Cited page

Bookmark this page
Seers, Sibyls, and Sages in Hellenistic-Roman Judaism
Table of contents

Table of contents

Settings

Settings

Typeface
Text size Smaller Larger Reset View mode
Search within

Search within this book

Look up

Look up a word

  • Dictionary
  • Thesaurus
Please submit a word or phrase above.
Print this page

Print this page

Why can't I print more than one page at a time?

Help
Full screen
Items saved from this book
  • Bookmarks
  • Highlights & Notes
  • Citations
/ 438

matching results for page

    Questia reader help

    How to highlight and cite specific passages

    1. Click or tap the first word you want to select.
    2. Click or tap the last word you want to select, and you’ll see everything in between get selected.
    3. You’ll then get a menu of options like creating a highlight or a citation from that passage of text.

    OK, got it!

    Cited passage

    Style
    Citations are available only to our active members.
    Buy instant access to cite pages or passages in MLA 8, MLA 7, APA and Chicago citation styles.

    "Portraying himself as an honest, ordinary person helped Lincoln identify with his audiences." (Einhorn, 1992, p. 25).

    "Portraying himself as an honest, ordinary person helped Lincoln identify with his audiences." (Einhorn 25)

    "Portraying himself as an honest, ordinary person helped Lincoln identify with his audiences." (Einhorn 25)

    "Portraying himself as an honest, ordinary person helped Lincoln identify with his audiences."1

    1. Lois J. Einhorn, Abraham Lincoln, the Orator: Penetrating the Lincoln Legend (Westport, CT: Greenwood Press, 1992), 25, http://www.questia.com/read/27419298.

    Cited passage

    Thanks for trying Questia!

    Please continue trying out our research tools, but please note, full functionality is available only to our active members.

    Your work will be lost once you leave this Web page.

    Buy instant access to save your work.

    Already a member? Log in now.

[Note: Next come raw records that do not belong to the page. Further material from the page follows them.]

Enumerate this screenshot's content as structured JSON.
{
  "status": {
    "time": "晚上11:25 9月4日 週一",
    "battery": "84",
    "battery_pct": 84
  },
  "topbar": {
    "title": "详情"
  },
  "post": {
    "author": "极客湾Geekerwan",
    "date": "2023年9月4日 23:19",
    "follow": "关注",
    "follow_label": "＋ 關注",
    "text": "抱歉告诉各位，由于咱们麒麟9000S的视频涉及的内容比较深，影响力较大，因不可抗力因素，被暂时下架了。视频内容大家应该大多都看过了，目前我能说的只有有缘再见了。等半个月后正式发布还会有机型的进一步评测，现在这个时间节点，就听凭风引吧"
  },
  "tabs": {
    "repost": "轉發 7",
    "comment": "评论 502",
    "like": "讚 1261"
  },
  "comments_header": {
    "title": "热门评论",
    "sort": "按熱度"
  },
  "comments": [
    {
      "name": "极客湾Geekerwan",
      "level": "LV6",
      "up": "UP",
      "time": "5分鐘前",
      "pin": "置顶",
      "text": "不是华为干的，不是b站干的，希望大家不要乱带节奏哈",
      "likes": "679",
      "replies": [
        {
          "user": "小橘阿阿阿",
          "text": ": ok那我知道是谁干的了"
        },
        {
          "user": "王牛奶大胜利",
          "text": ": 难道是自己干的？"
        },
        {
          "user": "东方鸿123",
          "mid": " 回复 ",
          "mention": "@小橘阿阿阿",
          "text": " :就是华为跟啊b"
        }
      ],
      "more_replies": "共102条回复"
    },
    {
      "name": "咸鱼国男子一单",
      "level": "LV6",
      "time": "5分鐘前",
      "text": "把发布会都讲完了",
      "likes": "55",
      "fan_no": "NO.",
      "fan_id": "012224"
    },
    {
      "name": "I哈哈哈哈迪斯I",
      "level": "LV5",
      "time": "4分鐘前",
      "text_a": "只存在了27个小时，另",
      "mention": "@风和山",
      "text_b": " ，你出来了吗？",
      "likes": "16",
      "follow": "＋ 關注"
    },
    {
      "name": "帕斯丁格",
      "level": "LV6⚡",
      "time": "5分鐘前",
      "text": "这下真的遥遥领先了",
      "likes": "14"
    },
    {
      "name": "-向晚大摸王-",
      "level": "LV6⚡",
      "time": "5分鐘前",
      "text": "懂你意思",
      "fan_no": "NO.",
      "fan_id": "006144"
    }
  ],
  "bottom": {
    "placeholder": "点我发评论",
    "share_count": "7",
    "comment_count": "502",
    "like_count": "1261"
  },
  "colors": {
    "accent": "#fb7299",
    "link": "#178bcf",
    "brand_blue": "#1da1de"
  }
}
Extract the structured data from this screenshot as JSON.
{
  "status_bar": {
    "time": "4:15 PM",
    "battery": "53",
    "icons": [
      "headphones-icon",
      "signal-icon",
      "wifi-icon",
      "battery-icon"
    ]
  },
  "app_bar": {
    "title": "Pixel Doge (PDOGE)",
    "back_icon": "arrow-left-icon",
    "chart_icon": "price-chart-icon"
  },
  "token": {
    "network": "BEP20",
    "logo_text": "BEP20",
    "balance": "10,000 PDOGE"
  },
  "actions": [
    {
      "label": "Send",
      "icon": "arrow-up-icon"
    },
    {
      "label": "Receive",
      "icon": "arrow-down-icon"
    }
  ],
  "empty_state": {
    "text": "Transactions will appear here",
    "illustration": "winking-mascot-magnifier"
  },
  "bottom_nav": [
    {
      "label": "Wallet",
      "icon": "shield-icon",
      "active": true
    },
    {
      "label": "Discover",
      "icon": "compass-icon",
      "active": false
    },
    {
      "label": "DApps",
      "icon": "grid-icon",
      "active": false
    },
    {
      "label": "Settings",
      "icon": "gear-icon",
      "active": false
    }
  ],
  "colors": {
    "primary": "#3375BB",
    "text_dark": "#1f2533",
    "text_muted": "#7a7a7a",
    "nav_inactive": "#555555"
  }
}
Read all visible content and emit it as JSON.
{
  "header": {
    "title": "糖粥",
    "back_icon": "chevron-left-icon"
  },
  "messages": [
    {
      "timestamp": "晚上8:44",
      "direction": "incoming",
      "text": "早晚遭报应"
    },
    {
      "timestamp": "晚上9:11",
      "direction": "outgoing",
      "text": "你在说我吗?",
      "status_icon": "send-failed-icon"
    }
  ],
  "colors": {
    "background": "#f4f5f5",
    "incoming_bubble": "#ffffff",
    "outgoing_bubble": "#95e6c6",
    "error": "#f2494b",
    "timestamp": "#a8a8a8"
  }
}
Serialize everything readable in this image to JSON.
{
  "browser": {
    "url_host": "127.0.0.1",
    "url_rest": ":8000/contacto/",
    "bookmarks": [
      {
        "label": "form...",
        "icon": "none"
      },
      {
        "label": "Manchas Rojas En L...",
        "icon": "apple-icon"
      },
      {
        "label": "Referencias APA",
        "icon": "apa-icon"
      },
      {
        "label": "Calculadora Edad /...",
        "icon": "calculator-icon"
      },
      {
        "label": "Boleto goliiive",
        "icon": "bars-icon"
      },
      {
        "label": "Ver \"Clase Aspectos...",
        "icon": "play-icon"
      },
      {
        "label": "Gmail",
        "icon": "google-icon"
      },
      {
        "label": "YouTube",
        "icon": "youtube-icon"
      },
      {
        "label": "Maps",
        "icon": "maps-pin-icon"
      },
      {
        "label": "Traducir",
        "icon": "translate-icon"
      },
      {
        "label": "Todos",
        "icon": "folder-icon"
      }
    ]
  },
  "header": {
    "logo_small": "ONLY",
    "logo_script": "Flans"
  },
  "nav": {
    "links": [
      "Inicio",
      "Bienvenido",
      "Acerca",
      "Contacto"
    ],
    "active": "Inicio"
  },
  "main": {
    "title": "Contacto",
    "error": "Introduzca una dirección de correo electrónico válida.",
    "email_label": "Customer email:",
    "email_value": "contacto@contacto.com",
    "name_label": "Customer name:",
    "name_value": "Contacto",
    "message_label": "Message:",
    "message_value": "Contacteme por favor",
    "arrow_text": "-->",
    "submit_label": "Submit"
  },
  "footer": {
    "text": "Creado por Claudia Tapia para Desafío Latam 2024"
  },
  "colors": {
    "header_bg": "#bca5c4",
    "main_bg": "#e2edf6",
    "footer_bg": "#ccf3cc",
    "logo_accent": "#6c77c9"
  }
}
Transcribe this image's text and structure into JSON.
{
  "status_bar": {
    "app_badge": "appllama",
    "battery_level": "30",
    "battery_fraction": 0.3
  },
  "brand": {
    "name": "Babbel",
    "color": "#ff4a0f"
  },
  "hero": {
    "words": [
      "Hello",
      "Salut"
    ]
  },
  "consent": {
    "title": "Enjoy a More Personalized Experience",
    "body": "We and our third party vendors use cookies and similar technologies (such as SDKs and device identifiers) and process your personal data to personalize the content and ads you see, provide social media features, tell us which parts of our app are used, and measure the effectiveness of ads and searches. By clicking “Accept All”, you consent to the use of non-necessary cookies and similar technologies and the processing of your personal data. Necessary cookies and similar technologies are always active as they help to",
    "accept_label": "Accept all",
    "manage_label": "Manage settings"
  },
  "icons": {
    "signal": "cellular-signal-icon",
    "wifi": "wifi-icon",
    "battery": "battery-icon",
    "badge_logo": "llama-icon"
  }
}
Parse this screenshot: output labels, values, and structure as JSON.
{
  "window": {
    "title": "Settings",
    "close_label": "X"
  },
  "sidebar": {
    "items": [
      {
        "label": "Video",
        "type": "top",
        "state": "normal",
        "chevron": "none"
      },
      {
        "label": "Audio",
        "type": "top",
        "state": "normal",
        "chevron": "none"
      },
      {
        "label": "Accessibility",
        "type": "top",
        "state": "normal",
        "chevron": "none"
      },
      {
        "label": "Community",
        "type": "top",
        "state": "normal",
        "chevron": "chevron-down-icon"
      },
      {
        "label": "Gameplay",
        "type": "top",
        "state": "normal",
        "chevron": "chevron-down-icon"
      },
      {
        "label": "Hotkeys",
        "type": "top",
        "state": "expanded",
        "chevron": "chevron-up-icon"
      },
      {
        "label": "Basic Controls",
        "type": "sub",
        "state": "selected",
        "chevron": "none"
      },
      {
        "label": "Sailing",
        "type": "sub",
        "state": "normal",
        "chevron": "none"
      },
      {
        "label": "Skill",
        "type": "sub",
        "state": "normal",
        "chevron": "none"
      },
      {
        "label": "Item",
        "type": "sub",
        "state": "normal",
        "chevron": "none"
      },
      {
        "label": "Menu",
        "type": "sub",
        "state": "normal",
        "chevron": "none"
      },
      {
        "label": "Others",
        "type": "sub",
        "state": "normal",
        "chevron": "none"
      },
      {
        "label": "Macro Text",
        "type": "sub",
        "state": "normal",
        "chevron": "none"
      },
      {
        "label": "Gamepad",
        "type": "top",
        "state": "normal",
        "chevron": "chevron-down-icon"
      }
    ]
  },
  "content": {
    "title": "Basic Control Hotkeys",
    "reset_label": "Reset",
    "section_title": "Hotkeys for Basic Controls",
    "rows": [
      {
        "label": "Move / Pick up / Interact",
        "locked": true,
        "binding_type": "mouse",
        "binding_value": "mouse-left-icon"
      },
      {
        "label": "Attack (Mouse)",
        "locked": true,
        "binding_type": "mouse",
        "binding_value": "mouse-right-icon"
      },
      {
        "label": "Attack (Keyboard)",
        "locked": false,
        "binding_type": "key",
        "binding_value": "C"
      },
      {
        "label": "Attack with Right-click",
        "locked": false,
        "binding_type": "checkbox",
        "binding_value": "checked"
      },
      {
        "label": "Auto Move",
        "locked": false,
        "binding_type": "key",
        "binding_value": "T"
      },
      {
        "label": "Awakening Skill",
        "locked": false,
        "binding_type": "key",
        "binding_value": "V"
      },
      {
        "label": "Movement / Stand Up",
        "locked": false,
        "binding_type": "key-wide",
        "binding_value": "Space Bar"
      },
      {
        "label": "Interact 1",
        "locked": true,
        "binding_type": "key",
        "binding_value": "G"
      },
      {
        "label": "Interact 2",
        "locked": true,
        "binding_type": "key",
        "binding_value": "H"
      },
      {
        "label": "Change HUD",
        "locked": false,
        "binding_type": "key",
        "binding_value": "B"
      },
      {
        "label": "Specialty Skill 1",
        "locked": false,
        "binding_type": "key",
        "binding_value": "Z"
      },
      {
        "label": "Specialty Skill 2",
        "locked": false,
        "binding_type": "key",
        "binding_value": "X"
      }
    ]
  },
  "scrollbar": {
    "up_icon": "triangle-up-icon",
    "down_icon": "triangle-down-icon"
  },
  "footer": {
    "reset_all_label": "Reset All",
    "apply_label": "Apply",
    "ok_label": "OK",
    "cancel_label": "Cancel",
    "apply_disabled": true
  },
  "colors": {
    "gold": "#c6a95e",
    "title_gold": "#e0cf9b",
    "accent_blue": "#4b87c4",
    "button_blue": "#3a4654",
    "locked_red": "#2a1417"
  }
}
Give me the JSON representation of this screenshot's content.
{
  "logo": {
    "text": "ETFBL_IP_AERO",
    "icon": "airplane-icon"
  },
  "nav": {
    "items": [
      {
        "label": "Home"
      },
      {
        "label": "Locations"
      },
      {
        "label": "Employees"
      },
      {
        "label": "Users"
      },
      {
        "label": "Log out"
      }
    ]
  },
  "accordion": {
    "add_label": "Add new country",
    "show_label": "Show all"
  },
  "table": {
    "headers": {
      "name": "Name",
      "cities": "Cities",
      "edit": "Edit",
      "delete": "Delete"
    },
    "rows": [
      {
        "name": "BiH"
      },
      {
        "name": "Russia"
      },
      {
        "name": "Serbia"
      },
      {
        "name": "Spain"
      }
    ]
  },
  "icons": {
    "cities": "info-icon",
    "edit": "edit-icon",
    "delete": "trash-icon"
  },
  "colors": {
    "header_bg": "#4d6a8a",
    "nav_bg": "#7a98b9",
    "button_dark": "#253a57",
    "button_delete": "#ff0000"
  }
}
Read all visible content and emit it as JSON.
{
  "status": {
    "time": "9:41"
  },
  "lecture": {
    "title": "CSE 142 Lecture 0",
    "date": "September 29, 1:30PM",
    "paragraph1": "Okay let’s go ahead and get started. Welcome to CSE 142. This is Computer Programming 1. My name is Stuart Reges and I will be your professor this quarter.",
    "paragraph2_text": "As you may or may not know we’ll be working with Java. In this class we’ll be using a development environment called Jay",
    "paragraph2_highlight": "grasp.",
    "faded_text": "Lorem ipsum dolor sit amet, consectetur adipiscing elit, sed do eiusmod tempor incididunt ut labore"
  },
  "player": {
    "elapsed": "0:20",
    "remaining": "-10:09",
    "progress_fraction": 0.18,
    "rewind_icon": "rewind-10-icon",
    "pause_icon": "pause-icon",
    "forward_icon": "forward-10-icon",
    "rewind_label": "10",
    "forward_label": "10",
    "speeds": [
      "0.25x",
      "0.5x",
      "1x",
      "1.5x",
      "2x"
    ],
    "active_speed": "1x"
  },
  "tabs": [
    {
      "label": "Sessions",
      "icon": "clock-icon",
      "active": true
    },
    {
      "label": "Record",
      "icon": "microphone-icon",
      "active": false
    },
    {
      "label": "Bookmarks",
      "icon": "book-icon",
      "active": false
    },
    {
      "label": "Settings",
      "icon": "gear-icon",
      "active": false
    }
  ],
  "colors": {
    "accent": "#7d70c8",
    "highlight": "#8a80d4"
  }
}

    Search by... Author
    Show... All Results Primary Sources Peer-reviewed

    Oops!

    An unknown error has occurred. Please click the button below to reload the page. If the problem persists, please try again in a little while.